(Beginning of Material provided)
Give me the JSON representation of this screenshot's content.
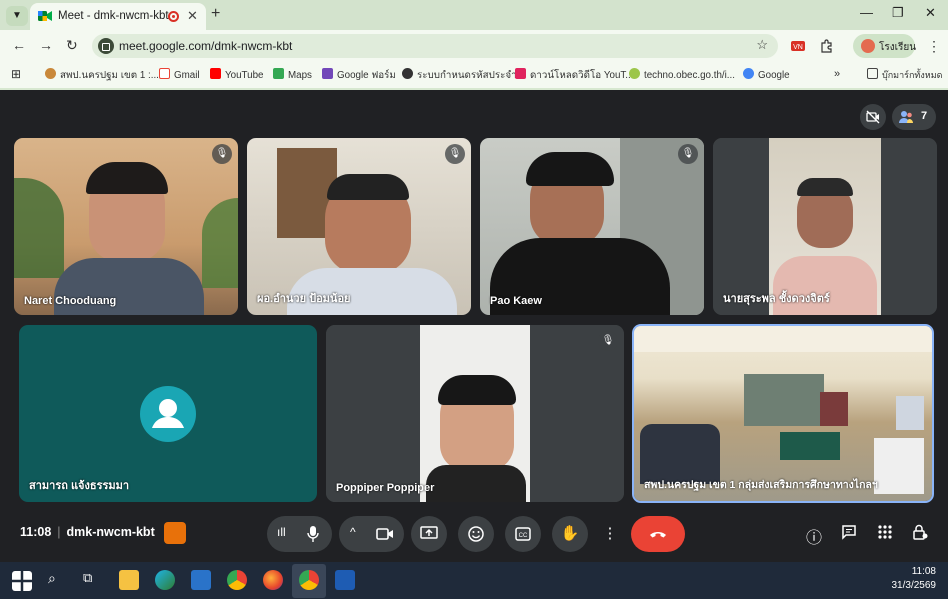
{
  "browser": {
    "tab_title": "Meet - dmk-nwcm-kbt",
    "url": "meet.google.com/dmk-nwcm-kbt",
    "profile_label": "โรงเรียน",
    "bookmarks": [
      "สพป.นครปฐม เขต 1 :...",
      "Gmail",
      "YouTube",
      "Maps",
      "Google ฟอร์ม",
      "ระบบกำหนดรหัสประจำ...",
      "ดาวน์โหลดวิดีโอ YouT...",
      "techno.obec.go.th/i...",
      "Google"
    ],
    "all_bookmarks": "บุ๊กมาร์กทั้งหมด"
  },
  "meet": {
    "participant_count": "7",
    "participants": [
      {
        "name": "Naret Chooduang"
      },
      {
        "name": "ผอ.อำนวย ป้อมน้อย"
      },
      {
        "name": "Pao Kaew"
      },
      {
        "name": "นายสุระพล ชั้งดวงจิตร์"
      },
      {
        "name": "สามารถ แจ้งธรรมมา"
      },
      {
        "name": "Poppiper Poppiper"
      },
      {
        "name": "สพป.นครปฐม เขต 1 กลุ่มส่งเสริมการศึกษาทางไกลฯ"
      }
    ],
    "time": "11:08",
    "meeting_code": "dmk-nwcm-kbt"
  },
  "taskbar": {
    "time": "11:08",
    "date": "31/3/2569"
  },
  "colors": {
    "browser_green": "#d3e3cd",
    "meet_bg": "#202124",
    "end_call": "#ea4335",
    "avatar_tile": "#0f5a5a"
  }
}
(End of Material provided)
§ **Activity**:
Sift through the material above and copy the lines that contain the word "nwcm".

§ **Written reply**:
    "tab_title": "Meet - dmk-nwcm-kbt",
    "url": "meet.google.com/dmk-nwcm-kbt",
    "meeting_code": "dmk-nwcm-kbt"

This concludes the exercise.